Waiting for Our Souls to Catch Up

What do we most want? Our honest answer might be — more time. We never seem to get everything done and so something has to be put on hold. That is too often our soul’s care.

While we might not have put our dilemma into just those words, we do often feel harried and in need of something that eludes our grasp. The more cynical among us might see it as a kind of betrayal by some of the institutions we once relied on to support us.

Our political system has devolved into bitter partisanship, with the public good a pale mirage; our churches are often groping for their lost place in our culture; and our schools have become so test results-driven that the “joy of learning” might evoke a bitter chuckle.

Too bleak a picture? Put like that, it is, but each of these contributes to our personal and social dis-ease. We have a hunger for the more. Is there a way to satisfy that hunger?
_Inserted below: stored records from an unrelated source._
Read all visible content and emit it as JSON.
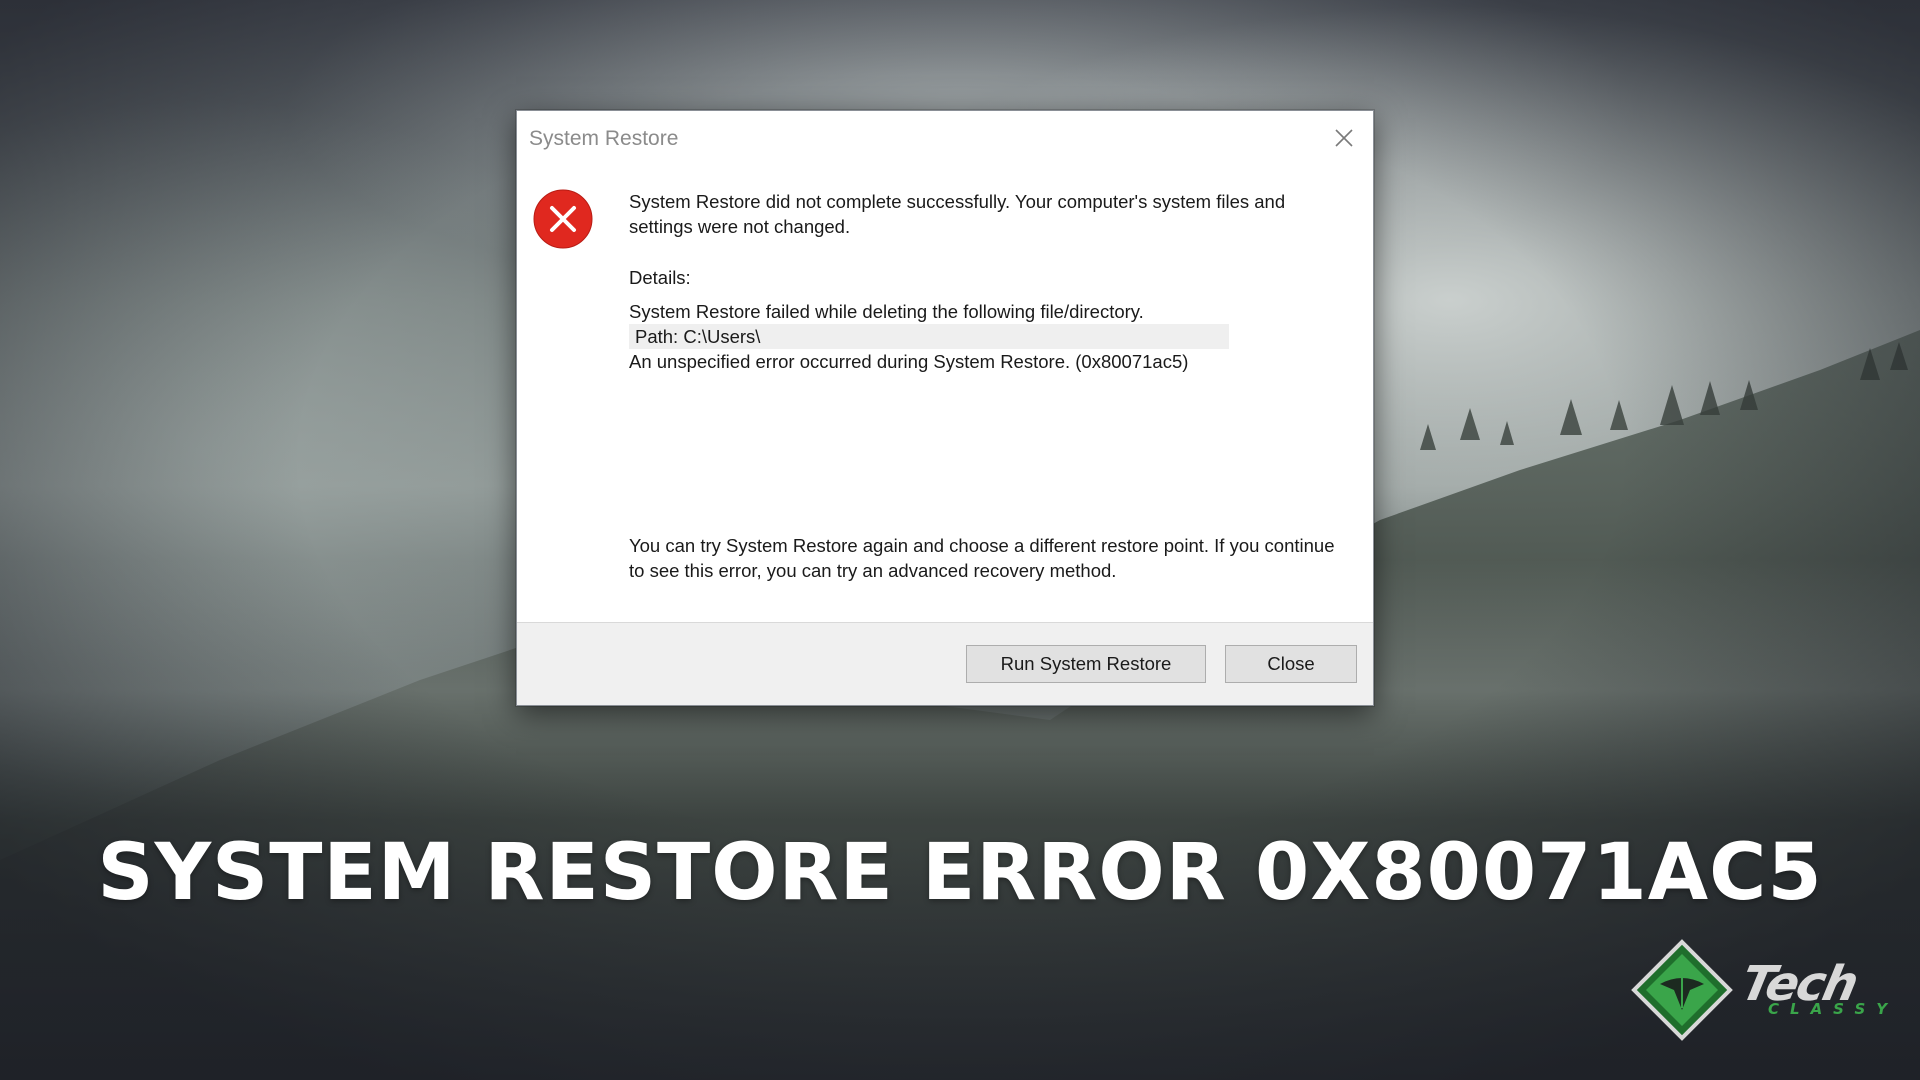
{
  "dialog": {
    "title": "System Restore",
    "message": "System Restore did not complete successfully. Your computer's system files and settings were not changed.",
    "details_label": "Details:",
    "details": [
      "System Restore failed while deleting the following file/directory.",
      "Path: C:\\Users\\",
      "An unspecified error occurred during System Restore. (0x80071ac5)"
    ],
    "hint": "You can try System Restore again and choose a different restore point. If you continue to see this error, you can try an advanced recovery method.",
    "buttons": {
      "run": "Run System Restore",
      "close": "Close"
    },
    "icons": {
      "error": "error-x-icon",
      "close": "close-icon"
    },
    "colors": {
      "error_red": "#e0281f",
      "footer_bg": "#f0f0f0",
      "button_bg": "#e1e1e1"
    }
  },
  "headline": "SYSTEM RESTORE ERROR 0X80071AC5",
  "logo": {
    "word": "Tech",
    "sub": "CLASSY",
    "colors": {
      "green": "#3aa54a",
      "dark_green": "#1f6e2c"
    }
  }
}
I love the story of the two Englishmen who were exploring in the heart of Africa in the 19th century. So engrossed were they in their new-found world that the calendar escaped them until they realized that they had a very limited time to get to the port on the nearest coast before a steamer would leave for England. If they missed it, weeks would elapse before the next one would dock.

In haste, they packed up their camp and called their native porters to shoulder the baggage. Off they set at a goodly clip. One day, two days passed, and they were nearing the coast. But on day three as the explorers clapped their hands for everyone to set out again, the bearers refused to rise from beneath the trees. Their spokesperson explained, “We have been going too fast. We must stay here and wait for our souls to catch up with us.”

Myth or fact, the story makes a profound point. We moderns have long ago left our vital spiritual component somewhere in a jungle clearing. Do we wonder why we are so frazzled?

We are sometimes diverted by a nostalgic longing for those good old days before modern living got in the way and filled both nights and days. We rue what was lost.

If you can find a nonagenarian, have a talk with him or her. They might challenge you about what you have done with the time saved since the advent of automatic washers and dryers, with the packaged and frozen foods that pushed aside daily grocery shopping, or with the energy saved when one no longer has to shovel coal and clean the ash pit.

I recently lost a centenarian cousin who could remember gas lamps and homes without telephones. It was an “old” world, but how “good” it was she would have debated with you. She loved modern living.

Nostalgia is a powerful way to glorify what is no more. Let’s be real and admit the lesson we have to learn from our bodily structure. Since I am not an atheist, I do believe in creation, and I stand in awe of the Being who imagined us into life. Just look at yourself.

You have a head that only focuses well by looking forward, feet that move most readily in that direction, and a body that is frontally oriented. To me, this structure says a great deal about where we need to focus.

By all means, let’s turn around and check where the past has a lesson to teach. It is only the fool who does the same dumb thing twice. But then, let’s turn back to this moment, this day, and celebrate that.

I have not forgotten those 19th-century porters that we left in an African jungle. In terms of worldly wealth, they had little. They had even less of scientific know-how and probably almost nothing in terms of a worldview of their civilization.

However, they possessed something that the self-important European explorers had misplaced somewhere during their life journey. The porters knew they had a soul, a spiritual component that was intimately bound up with their physical being. They could see no point in driving themselves beyond exhaustion just to catch a boat. In their thinking, there would be another some other day. In the meantime, an inner self was crying out to be rested and reunited with a fatigued body. They were wise men.

And here you stand with a dozen excuses and no real reasons. Pick up that imaginary key and give yourself an experience. Commit yourself to prayer time, reflection time, for the next two weeks. Be faithfully honest and honestly faithful. Stick with it despite everything that might entice you to abandon the effort.

When children get overwrought and overtired, we adults know enough to call for a “time out” for them. Why are we so blind in regard to our own needs? We applaud those who take the time for physical self-care. Is our inner self less important?

You are going to make great discoveries about yourself, your world, and that wonderful seesaw which is life. Up or down, the view is real. We learn that we need both perspectives because life is never static.

Some days, just sit in the quiet and let it touch you. I love the story of the elderly woman who used to sit quietly in her church for long periods of time. When asked what she said to God, she replied, “I just look at him and he looks at me.”

Sister Carol's Sunday morning classes are streamed live online at 10:00 a.m., ET, repeated most Sundays at 12:45 p.m., ET. (Encores streamed in July and August when Sister Carol is away). Old episodes are available in Marble Collegiate's Webcast Archive or on Vimeo.